- EXERCISE OBJECTIVE -
The lines needed are those below that contain the word "watermark"; copy each one.

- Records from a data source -
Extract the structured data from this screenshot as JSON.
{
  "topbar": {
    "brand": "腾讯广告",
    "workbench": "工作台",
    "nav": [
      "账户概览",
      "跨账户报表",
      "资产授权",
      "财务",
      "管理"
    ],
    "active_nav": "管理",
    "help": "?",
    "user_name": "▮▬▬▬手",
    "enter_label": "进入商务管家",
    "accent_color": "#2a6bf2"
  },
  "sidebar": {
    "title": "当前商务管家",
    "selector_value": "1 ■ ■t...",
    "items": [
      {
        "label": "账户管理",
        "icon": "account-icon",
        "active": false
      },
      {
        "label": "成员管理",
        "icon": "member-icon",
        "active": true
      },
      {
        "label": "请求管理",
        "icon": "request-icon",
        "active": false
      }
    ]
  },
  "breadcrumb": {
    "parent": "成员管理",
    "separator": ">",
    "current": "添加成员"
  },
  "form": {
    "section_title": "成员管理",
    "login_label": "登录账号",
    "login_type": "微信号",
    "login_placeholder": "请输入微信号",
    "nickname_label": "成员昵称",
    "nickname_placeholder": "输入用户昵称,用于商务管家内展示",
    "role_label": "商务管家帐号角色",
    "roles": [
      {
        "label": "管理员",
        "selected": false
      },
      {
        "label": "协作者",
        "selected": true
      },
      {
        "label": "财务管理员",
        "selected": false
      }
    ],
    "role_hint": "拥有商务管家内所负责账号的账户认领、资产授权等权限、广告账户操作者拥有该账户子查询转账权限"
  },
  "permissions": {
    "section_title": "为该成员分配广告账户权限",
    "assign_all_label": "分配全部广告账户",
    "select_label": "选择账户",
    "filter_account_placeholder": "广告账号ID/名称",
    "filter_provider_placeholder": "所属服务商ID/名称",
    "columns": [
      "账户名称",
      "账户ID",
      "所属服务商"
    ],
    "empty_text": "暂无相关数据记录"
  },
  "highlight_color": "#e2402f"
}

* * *

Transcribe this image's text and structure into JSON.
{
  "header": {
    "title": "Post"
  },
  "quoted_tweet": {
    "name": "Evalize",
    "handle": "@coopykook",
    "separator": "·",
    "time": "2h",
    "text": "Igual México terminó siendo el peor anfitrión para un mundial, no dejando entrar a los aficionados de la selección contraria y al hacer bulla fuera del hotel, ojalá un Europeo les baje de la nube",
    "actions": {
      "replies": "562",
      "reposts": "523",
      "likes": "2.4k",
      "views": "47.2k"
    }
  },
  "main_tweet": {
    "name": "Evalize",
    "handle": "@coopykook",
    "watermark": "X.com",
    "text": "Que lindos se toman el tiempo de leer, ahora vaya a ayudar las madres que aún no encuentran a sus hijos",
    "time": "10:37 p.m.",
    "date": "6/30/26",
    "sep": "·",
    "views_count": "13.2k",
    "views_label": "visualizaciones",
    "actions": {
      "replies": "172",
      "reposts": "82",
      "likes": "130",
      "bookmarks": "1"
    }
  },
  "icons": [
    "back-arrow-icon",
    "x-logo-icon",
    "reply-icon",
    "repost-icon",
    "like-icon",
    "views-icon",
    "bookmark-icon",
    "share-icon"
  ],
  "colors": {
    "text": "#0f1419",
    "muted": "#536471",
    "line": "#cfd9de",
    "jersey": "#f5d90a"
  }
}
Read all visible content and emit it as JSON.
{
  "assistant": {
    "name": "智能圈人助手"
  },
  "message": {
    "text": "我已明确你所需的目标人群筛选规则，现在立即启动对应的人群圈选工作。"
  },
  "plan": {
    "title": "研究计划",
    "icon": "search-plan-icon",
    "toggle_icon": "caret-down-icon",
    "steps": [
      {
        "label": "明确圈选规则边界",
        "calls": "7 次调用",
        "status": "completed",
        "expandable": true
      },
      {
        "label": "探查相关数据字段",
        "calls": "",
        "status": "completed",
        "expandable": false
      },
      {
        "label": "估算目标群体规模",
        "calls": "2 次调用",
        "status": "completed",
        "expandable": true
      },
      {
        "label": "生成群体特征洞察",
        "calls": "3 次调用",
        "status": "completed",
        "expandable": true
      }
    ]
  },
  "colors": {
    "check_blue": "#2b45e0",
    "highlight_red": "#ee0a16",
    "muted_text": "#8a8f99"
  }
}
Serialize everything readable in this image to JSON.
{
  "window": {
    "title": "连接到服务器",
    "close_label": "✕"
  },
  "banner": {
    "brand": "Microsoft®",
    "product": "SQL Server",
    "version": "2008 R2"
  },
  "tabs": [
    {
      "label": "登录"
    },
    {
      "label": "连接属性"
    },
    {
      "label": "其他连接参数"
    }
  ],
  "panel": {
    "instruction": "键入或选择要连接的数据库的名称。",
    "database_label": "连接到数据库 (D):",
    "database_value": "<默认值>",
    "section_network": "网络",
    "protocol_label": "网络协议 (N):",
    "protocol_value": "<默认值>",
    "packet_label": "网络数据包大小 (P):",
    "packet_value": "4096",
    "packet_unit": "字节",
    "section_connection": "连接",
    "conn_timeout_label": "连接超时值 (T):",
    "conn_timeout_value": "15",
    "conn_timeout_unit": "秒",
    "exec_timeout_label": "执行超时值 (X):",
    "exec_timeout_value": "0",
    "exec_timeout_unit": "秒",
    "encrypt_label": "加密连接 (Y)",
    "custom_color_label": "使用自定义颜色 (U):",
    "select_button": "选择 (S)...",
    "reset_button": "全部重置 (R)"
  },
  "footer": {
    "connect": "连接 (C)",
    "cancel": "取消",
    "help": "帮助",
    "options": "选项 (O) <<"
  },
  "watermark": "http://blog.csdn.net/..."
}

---

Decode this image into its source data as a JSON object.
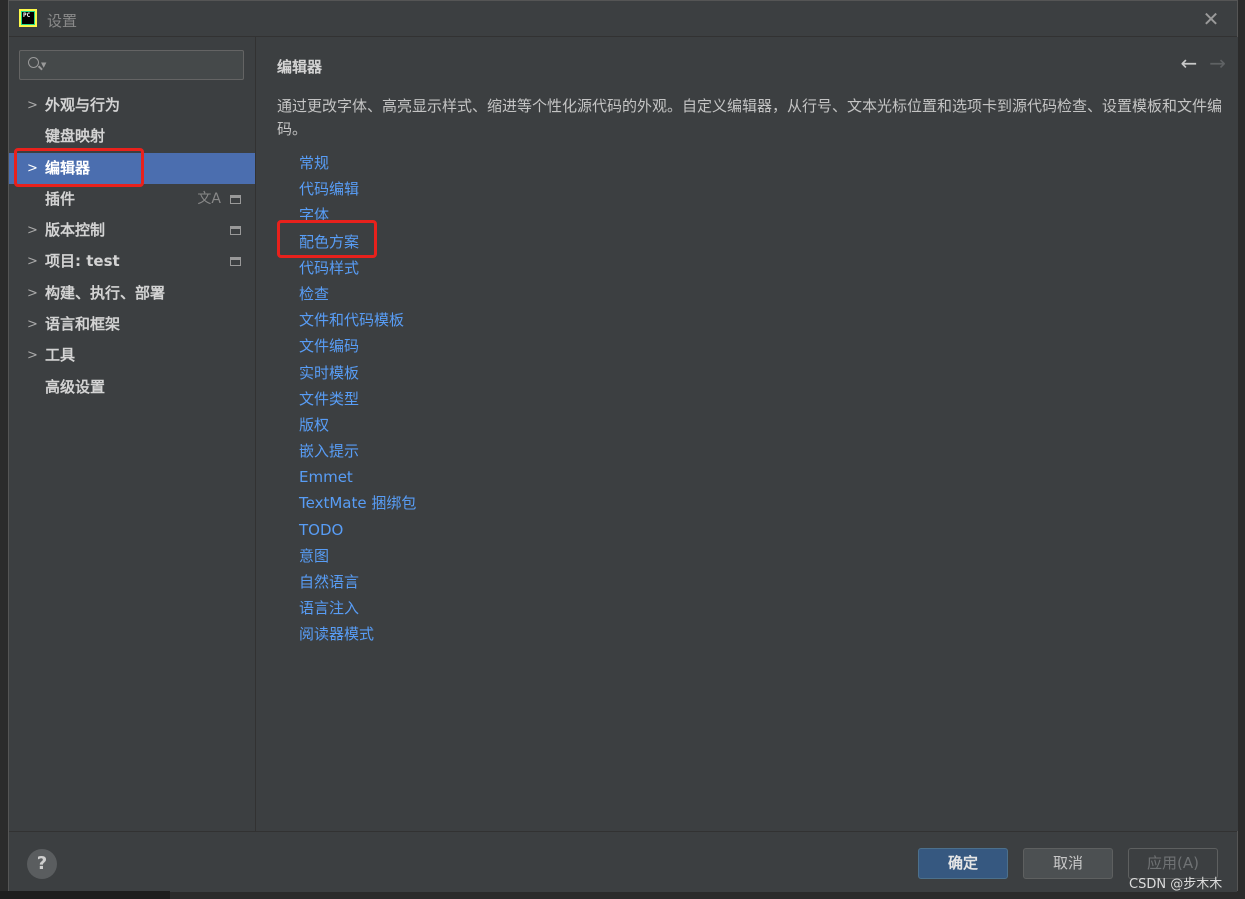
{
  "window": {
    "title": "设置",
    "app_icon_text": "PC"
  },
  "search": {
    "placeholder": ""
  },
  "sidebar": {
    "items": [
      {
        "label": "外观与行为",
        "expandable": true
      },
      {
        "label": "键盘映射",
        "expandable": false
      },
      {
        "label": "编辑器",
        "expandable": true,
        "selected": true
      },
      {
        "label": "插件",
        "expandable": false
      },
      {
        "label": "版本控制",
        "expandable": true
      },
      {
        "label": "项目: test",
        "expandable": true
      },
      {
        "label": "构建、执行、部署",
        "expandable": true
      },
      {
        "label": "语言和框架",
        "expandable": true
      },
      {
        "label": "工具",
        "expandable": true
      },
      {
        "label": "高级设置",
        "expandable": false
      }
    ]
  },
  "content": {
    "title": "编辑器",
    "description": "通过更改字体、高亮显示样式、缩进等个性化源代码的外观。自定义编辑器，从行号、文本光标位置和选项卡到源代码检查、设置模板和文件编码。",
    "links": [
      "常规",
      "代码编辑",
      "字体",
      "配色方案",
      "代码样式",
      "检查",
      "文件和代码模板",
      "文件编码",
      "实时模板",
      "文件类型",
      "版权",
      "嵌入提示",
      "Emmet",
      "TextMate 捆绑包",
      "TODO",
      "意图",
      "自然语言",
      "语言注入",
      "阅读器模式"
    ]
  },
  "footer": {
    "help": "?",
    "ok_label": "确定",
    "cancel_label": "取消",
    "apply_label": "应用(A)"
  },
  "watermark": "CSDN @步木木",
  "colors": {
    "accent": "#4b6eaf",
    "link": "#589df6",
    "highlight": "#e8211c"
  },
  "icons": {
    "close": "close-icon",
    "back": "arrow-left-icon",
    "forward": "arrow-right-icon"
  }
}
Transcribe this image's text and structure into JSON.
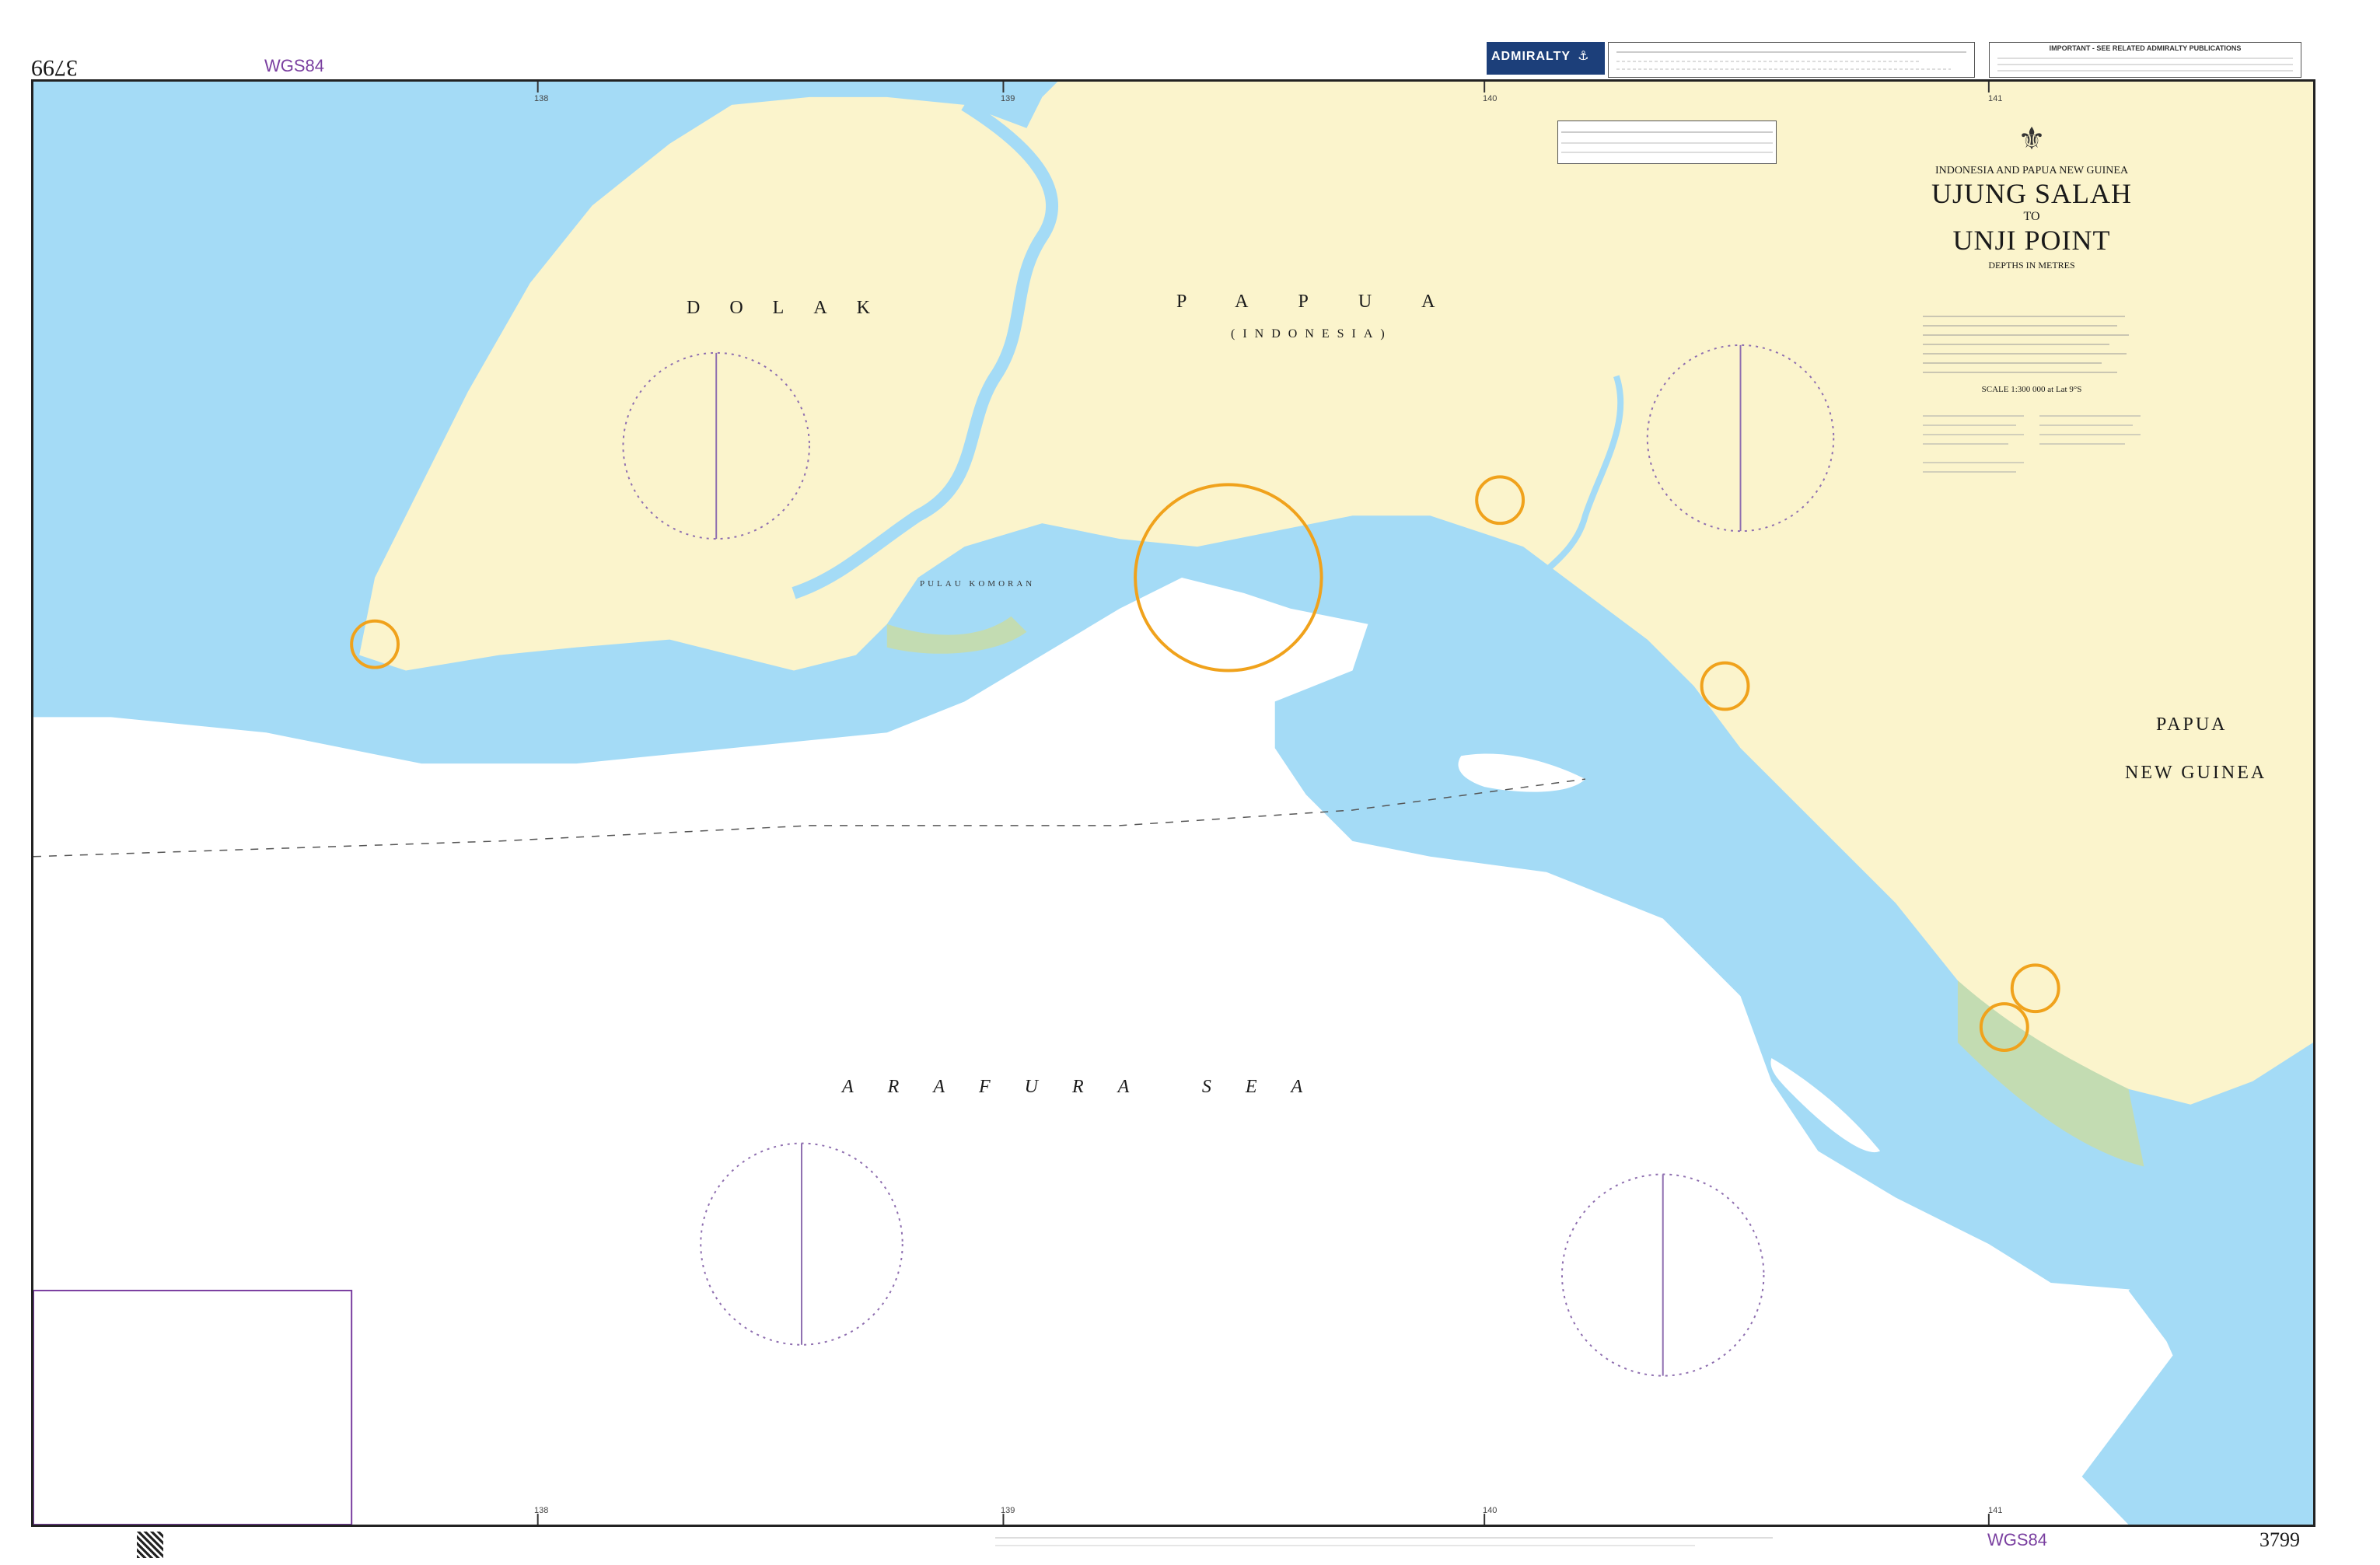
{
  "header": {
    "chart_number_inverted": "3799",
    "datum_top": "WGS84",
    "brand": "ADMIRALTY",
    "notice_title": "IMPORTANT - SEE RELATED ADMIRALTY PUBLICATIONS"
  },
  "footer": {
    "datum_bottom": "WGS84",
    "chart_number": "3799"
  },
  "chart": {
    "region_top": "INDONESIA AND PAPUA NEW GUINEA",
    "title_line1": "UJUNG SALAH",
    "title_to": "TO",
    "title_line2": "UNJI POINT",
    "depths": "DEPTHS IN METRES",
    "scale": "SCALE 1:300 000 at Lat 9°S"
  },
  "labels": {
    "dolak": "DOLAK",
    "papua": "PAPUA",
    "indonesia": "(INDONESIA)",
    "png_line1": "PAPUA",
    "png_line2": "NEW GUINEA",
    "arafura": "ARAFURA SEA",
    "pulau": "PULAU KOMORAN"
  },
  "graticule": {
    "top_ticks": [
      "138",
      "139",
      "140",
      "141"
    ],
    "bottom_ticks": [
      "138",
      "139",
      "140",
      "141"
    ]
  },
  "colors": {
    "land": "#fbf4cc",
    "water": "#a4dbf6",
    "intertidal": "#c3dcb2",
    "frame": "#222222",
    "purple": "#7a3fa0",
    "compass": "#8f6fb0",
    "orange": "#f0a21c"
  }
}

- REPLY TO THE TASK -
    "watermark": "X.com",
  "watermark": "http://blog.csdn.net/..."
  "watermark": "CSDN @步木木",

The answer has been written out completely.